__Work order__
Reproduce each of the entries that follow, exactly.

*** Opening of Data for this exercise ***

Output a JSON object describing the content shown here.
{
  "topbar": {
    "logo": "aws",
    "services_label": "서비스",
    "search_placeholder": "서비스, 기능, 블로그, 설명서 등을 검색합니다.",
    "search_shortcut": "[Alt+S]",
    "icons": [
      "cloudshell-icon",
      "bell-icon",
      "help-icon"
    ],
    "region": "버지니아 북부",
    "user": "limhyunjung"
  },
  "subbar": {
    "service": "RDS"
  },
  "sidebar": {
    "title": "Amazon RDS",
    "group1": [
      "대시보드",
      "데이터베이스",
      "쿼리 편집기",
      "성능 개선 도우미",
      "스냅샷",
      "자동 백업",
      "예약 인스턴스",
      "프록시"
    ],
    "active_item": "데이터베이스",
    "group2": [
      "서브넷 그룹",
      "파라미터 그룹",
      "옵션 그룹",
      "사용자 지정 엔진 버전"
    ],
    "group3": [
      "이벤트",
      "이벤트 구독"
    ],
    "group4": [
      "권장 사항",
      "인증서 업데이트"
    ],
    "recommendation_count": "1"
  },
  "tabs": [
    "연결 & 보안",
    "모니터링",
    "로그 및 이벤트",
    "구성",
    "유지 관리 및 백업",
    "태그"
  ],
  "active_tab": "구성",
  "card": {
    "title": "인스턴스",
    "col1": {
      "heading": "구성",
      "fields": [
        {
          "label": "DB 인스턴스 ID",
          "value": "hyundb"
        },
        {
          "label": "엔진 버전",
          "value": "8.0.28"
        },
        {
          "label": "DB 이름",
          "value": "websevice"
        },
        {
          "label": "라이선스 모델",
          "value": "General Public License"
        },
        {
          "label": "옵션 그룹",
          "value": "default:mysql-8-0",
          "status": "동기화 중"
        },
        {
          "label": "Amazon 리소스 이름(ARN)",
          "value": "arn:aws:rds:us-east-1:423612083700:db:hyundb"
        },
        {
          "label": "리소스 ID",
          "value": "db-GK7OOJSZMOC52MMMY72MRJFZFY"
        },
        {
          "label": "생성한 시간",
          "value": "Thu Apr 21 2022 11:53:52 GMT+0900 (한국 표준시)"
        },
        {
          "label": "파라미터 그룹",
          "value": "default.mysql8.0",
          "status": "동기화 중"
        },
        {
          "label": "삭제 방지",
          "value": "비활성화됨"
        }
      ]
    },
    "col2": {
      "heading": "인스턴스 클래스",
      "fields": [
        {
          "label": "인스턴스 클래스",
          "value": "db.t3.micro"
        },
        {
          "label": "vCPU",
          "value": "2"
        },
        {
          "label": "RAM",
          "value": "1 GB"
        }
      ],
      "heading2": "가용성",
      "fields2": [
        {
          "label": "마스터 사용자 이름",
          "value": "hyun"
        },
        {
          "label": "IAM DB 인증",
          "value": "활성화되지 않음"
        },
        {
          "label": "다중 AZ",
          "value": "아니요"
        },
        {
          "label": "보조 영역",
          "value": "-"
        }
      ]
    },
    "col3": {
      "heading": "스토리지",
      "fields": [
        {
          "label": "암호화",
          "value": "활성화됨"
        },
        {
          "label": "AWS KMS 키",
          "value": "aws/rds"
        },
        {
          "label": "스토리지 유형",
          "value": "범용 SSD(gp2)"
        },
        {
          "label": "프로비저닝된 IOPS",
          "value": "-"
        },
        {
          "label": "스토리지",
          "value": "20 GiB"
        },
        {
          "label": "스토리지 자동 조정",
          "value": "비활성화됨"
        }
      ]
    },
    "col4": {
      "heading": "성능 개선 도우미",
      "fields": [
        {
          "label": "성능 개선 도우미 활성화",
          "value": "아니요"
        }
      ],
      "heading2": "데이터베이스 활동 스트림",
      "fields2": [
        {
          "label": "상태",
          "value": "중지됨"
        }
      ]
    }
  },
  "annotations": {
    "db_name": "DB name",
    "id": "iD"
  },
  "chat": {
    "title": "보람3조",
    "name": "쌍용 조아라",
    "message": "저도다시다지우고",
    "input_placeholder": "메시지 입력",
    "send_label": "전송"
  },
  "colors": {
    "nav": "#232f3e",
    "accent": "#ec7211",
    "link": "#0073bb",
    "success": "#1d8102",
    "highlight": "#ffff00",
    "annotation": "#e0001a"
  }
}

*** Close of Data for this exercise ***

__Exercise answer__
Output a JSON object describing the content shown here.
{
  "topbar": {
    "logo": "aws",
    "services_label": "서비스",
    "search_placeholder": "서비스, 기능, 블로그, 설명서 등을 검색합니다.",
    "search_shortcut": "[Alt+S]",
    "icons": [
      "cloudshell-icon",
      "bell-icon",
      "help-icon"
    ],
    "region": "버지니아 북부",
    "user": "limhyunjung"
  },
  "subbar": {
    "service": "RDS"
  },
  "sidebar": {
    "title": "Amazon RDS",
    "group1": [
      "대시보드",
      "데이터베이스",
      "쿼리 편집기",
      "성능 개선 도우미",
      "스냅샷",
      "자동 백업",
      "예약 인스턴스",
      "프록시"
    ],
    "active_item": "데이터베이스",
    "group2": [
      "서브넷 그룹",
      "파라미터 그룹",
      "옵션 그룹",
      "사용자 지정 엔진 버전"
    ],
    "group3": [
      "이벤트",
      "이벤트 구독"
    ],
    "group4": [
      "권장 사항",
      "인증서 업데이트"
    ],
    "recommendation_count": "1"
  },
  "tabs": [
    "연결 & 보안",
    "모니터링",
    "로그 및 이벤트",
    "구성",
    "유지 관리 및 백업",
    "태그"
  ],
  "active_tab": "구성",
  "card": {
    "title": "인스턴스",
    "col1": {
      "heading": "구성",
      "fields": [
        {
          "label": "DB 인스턴스 ID",
          "value": "hyundb"
        },
        {
          "label": "엔진 버전",
          "value": "8.0.28"
        },
        {
          "label": "DB 이름",
          "value": "websevice"
        },
        {
          "label": "라이선스 모델",
          "value": "General Public License"
        },
        {
          "label": "옵션 그룹",
          "value": "default:mysql-8-0",
          "status": "동기화 중"
        },
        {
          "label": "Amazon 리소스 이름(ARN)",
          "value": "arn:aws:rds:us-east-1:423612083700:db:hyundb"
        },
        {
          "label": "리소스 ID",
          "value": "db-GK7OOJSZMOC52MMMY72MRJFZFY"
        },
        {
          "label": "생성한 시간",
          "value": "Thu Apr 21 2022 11:53:52 GMT+0900 (한국 표준시)"
        },
        {
          "label": "파라미터 그룹",
          "value": "default.mysql8.0",
          "status": "동기화 중"
        },
        {
          "label": "삭제 방지",
          "value": "비활성화됨"
        }
      ]
    },
    "col2": {
      "heading": "인스턴스 클래스",
      "fields": [
        {
          "label": "인스턴스 클래스",
          "value": "db.t3.micro"
        },
        {
          "label": "vCPU",
          "value": "2"
        },
        {
          "label": "RAM",
          "value": "1 GB"
        }
      ],
      "heading2": "가용성",
      "fields2": [
        {
          "label": "마스터 사용자 이름",
          "value": "hyun"
        },
        {
          "label": "IAM DB 인증",
          "value": "활성화되지 않음"
        },
        {
          "label": "다중 AZ",
          "value": "아니요"
        },
        {
          "label": "보조 영역",
          "value": "-"
        }
      ]
    },
    "col3": {
      "heading": "스토리지",
      "fields": [
        {
          "label": "암호화",
          "value": "활성화됨"
        },
        {
          "label": "AWS KMS 키",
          "value": "aws/rds"
        },
        {
          "label": "스토리지 유형",
          "value": "범용 SSD(gp2)"
        },
        {
          "label": "프로비저닝된 IOPS",
          "value": "-"
        },
        {
          "label": "스토리지",
          "value": "20 GiB"
        },
        {
          "label": "스토리지 자동 조정",
          "value": "비활성화됨"
        }
      ]
    },
    "col4": {
      "heading": "성능 개선 도우미",
      "fields": [
        {
          "label": "성능 개선 도우미 활성화",
          "value": "아니요"
        }
      ],
      "heading2": "데이터베이스 활동 스트림",
      "fields2": [
        {
          "label": "상태",
          "value": "중지됨"
        }
      ]
    }
  },
  "annotations": {
    "db_name": "DB name",
    "id": "iD"
  },
  "chat": {
    "title": "보람3조",
    "name": "쌍용 조아라",
    "message": "저도다시다지우고",
    "input_placeholder": "메시지 입력",
    "send_label": "전송"
  },
  "colors": {
    "nav": "#232f3e",
    "accent": "#ec7211",
    "link": "#0073bb",
    "success": "#1d8102",
    "highlight": "#ffff00",
    "annotation": "#e0001a"
  }
}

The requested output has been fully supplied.